Exercise directions: Return the records exactly, with nothing added.

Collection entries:

· · · · ·

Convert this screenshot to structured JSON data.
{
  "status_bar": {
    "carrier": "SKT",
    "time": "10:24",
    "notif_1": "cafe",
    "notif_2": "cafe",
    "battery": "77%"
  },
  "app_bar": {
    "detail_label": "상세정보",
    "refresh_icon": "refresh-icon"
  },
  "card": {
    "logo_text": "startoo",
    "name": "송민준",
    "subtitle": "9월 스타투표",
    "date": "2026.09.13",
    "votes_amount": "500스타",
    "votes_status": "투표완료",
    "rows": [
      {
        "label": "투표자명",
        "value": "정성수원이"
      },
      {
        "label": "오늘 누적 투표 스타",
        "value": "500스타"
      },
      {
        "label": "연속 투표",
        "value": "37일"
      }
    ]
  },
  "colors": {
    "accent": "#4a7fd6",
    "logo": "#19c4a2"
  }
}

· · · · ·

Result of the task:
Convert this screenshot to structured JSON data.
{
  "status_bar": {
    "carrier": "SKT",
    "time": "10:24",
    "notif_1": "cafe",
    "notif_2": "cafe",
    "battery": "77%"
  },
  "app_bar": {
    "detail_label": "상세정보",
    "refresh_icon": "refresh-icon"
  },
  "card": {
    "logo_text": "startoo",
    "name": "송민준",
    "subtitle": "9월 스타투표",
    "date": "2026.09.13",
    "votes_amount": "500스타",
    "votes_status": "투표완료",
    "rows": [
      {
        "label": "투표자명",
        "value": "정성수원이"
      },
      {
        "label": "오늘 누적 투표 스타",
        "value": "500스타"
      },
      {
        "label": "연속 투표",
        "value": "37일"
      }
    ]
  },
  "colors": {
    "accent": "#4a7fd6",
    "logo": "#19c4a2"
  }
}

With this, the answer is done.